This is the story of how I learned to go lighter in my travels. Let’s start in 2008…

Here I am in 2008 at the start of my first (failed) attempt to bike across the country. My journal reads: “The pace was much quicker than I thought I would be able to handle with my 80 lbs. of bike and odds and ends.”  Yep, 80 lbs. The good news is the weight was under me rather than on my back. Bicycle touring was a great way to make mistakes.


After crossing the Golden Gate Bridge in 2010 I still had a similar setup, but with the intention to pare it all down. I had a few thousand miles behind me and came to realize how little I actually needed. I was pretty stoked on my beard at this point, and cycled exclusively in moccasins.


My kit pared down, but ready for the Mojave in July/August with lots of water capacity. That book on my back rack is “Your Money Or Your Life”. I also had “Dharma Bums” in a front pannier. When I rode I rode, and when I didn’t I read. Both of these books were highly influential. 2010 was the most significant year of my life.


My setup in the final miles of my 2010 bicycle trip. Sleeping bag and tarp on top of my back rack, hammock and sleeping pad and everything else in my front panniers. After 5 months on the road I knew that all I did was ride and sleep, so all I needed was what I needed to keep riding and to sleep comfortably. I really just loved the constant motion and discovery. My last day reaching the Atlantic Ocean was 200 miles.


Road down the coast again to the start of the PCT in 2012. This is where I learned how to hike, using a similarly minimal setup but with lighter items. The first time I had ever hiked into a campsite was a few months earlier while cycling through Glacier NP. I found a school bag the previous day on the side of the road and used that in conjunction with one of my bike bags over my shoulder. It hurt, but it was awesome (and was very UL).

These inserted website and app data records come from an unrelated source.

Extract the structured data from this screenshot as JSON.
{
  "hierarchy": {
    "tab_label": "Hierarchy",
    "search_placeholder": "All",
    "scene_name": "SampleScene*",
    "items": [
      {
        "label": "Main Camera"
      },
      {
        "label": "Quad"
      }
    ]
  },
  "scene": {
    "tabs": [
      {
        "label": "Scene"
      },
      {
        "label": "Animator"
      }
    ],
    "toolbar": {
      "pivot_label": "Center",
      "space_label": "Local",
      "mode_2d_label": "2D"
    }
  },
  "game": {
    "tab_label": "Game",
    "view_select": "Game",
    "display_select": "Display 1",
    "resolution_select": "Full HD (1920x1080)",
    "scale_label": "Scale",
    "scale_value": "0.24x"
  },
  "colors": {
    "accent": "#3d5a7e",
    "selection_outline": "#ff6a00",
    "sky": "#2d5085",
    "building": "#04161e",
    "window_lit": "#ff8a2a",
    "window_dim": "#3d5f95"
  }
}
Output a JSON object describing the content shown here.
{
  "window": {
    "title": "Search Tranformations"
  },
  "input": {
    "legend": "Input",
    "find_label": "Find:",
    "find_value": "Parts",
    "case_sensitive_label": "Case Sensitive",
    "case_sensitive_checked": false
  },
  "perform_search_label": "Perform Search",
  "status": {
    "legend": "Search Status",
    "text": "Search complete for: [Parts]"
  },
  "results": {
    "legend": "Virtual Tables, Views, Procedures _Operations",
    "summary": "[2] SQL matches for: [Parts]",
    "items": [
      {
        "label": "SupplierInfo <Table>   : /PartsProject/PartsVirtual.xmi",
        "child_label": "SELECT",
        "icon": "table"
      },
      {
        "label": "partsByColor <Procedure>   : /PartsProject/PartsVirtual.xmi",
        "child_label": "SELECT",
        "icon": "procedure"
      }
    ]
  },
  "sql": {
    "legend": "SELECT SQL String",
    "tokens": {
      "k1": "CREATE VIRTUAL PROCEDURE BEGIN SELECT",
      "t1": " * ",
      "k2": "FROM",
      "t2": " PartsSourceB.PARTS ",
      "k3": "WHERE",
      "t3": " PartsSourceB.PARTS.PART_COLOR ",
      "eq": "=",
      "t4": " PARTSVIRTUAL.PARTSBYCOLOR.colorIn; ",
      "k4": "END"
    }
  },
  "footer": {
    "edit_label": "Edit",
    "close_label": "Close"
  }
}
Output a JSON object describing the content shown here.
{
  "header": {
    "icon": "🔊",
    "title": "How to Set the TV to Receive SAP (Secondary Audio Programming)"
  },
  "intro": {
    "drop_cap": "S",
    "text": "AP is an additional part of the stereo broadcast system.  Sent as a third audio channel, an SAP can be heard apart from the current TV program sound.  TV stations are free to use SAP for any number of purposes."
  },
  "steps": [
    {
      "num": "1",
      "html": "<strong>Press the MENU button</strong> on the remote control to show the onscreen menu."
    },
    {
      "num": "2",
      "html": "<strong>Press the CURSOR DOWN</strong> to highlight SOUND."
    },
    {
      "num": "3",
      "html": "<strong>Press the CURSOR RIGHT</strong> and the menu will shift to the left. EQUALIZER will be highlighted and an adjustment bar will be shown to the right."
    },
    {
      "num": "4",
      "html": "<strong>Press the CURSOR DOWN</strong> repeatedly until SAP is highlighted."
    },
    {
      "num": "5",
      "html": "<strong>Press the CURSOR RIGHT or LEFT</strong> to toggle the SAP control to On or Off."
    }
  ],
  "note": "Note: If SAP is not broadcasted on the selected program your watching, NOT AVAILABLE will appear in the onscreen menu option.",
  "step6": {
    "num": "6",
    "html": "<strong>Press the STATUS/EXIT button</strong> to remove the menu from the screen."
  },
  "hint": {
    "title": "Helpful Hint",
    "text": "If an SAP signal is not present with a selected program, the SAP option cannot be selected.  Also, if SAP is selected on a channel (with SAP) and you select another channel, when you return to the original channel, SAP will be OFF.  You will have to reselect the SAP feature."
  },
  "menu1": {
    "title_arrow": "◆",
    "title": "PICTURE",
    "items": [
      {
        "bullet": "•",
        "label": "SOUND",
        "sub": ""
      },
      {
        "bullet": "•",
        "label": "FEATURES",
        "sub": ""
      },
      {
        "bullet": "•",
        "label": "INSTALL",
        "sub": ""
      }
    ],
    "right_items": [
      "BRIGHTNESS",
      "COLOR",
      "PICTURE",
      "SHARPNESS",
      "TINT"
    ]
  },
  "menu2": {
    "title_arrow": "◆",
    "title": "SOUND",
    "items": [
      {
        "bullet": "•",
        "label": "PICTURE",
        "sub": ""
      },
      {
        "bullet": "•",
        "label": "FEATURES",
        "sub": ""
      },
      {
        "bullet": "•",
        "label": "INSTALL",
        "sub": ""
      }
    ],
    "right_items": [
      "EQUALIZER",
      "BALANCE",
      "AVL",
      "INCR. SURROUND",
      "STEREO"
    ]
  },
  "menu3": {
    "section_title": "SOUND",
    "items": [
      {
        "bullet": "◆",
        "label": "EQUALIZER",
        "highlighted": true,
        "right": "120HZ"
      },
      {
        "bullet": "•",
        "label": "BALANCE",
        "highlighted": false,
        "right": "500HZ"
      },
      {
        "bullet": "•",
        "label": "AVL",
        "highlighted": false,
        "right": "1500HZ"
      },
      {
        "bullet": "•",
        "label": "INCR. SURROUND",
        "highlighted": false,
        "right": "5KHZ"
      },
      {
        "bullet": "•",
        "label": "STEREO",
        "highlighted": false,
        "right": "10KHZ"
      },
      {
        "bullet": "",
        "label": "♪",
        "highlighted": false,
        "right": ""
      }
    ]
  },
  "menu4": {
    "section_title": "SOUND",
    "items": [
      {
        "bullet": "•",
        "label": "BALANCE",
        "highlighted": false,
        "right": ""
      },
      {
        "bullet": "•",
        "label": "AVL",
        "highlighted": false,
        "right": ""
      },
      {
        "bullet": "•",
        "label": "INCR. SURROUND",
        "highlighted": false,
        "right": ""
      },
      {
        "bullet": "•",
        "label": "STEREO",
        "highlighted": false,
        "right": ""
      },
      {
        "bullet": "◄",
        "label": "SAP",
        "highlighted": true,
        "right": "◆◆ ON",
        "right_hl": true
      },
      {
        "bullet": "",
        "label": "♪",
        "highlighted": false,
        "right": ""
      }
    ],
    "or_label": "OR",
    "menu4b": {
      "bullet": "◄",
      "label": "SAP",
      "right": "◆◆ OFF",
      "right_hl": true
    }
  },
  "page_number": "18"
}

First thru hike! 2012, Pacific Crest Trail. Started slow but steady with a relatively small pack with a baseweight somewhere around 9lb. I knew with complete certainty that I would be hiking all the way to Canada so long as I didn’t get injured, so I focused my attention on staying healthy by establishing good walking habits.


I finished with pretty much the same setup, but with many gear changes on my mind. Hiking with people like legendary hiker Cam Honan made me realize how much further I could take it…


Started the CDT in 2015 with all new gear. I went full trail nerd while working in a cubicle and had gained a lot knowledge of trails and hikers and gear options. Baseweight was somewhere around 6lb, but I was also pretty uncomfortable at times.


Finished the AT in December 2015 using a pack Andrew Bentz made me that was a tight squeeze with my additional cold weather gear, with a weight up to 8.5lb (including my warmer clothes that were usually worn rather than carried).


Made my first good pack in March 2016 and used it on the AZT before heading to Utah to collaborate with Andrew.


One of the Pa’lante Packs prototypes, at this point pretty close to its final form. In this photo my pack contains a bear canister and 150 miles of food. As light as my pack was, I still had a pack shakedown a couple days later. It is always worth looking critically at what you carry, even when you feel confident with what you have. I am always re-examining habits and trying new things to find new solutions.


That brings it to current day. Check out my gear lists to see what I’m carrying these days.